Patients Harmed By The Heartburn Drug Propulsid. Johnson & Johnson’s Janssen Pharmaceutical division said yesterday it agreed to a $90 million settlement to resolve federal litigation involving thousands of patients harmed by the company’s heartburn drug Propulsid.
The litigation involves 4,000 individuals, including 300 who allegedly died as a result of using the medicine.
Under the terms of the deal, 85 percent of the death claims and 75 percent of the remaining plaintiffs agreed to the terms, according to a joint statement released by the company and a lead attorney for the plaintiffs.
In addition, 12,000 people who have filed claims but have not sued also must agree to terms of the settlement before it becomes effective.
Johnson & Johnson will pay a minimum of $69.5 million and a maximum of $90 million depending on the number of plaintiffs who participate in the settlement.
“It does appear that this would be a significant piece of the plaintiffs,” CIBC World Markets analyst Mara Goldstein said. “Anything that any company can do to limit their liability by entering into broad class settlements are generally positive.”
The agreement requires the plaintiffs to submit medical records to a court appointed medical panel. The panel will determine whether injuries described in individual claims were caused by the drug.
Propulsid was approved in 1993 as a treatment for people with gastroesophagel reflux disease who did not respond to other treatments.
Seven years later, Janssen withdrew the drug from the market after it was blamed for causing a range of conditions, from irregular heartbeats to sudden death.

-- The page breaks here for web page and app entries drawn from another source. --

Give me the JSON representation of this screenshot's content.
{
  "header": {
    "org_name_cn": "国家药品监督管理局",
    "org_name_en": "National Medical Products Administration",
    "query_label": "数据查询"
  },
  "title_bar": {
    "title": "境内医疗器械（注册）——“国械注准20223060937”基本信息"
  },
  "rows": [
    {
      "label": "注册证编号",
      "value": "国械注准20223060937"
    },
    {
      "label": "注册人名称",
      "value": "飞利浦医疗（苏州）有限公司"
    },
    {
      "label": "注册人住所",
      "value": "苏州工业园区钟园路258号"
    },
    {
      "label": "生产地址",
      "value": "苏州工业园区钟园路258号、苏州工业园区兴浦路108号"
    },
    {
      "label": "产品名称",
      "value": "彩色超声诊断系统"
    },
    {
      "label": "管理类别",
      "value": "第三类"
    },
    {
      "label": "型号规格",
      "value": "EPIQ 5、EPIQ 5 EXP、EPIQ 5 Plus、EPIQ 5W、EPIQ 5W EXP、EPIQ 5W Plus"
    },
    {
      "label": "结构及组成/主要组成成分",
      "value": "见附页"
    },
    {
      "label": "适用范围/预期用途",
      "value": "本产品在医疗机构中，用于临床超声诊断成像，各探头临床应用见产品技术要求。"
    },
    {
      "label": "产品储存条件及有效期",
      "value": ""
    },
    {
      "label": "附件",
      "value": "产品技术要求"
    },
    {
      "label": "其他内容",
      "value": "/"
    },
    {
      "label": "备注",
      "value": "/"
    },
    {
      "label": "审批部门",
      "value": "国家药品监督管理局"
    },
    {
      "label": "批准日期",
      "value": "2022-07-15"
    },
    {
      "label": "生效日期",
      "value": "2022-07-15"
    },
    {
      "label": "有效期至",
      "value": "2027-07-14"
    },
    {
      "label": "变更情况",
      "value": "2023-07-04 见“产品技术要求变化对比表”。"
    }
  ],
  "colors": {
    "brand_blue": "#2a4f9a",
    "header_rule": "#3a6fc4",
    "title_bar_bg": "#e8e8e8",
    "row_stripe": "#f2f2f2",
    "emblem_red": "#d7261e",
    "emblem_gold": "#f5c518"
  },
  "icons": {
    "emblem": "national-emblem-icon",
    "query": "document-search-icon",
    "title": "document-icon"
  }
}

By then, more than 30 million prescriptions had been written for the drug in the United States.
As part of the proposed settlement, Johnson & Johnson said it also will pay $15 million for an administrative fund and up to $22.5 million for legal fees to the plaintiffs steering committee.
Neither Johnson & Johnson nor Russ Herman, lead attorney for the plaintiffs steering committee, would answer questions about negotiations or the proposed settlement. “We’re just not able to go beyond the joint statement,” company spokesman Jeffrey Leebaw said.
The steering committee plans to meet with all attorneys representing plaintiffs during a closed question-and-answer meeting next week in Florida. The steering committee has 180 days to enroll the minimum number of plaintiffs for the agreement.
Johnson & Johnson is attempting to reverse a jury verdict awarded as part of a separate group of lawsuits in Mississippi over Propulsid. In that case, a jury awarded $100 million in damages to 10 people in 2001. The verdict was later reduced to $48 million.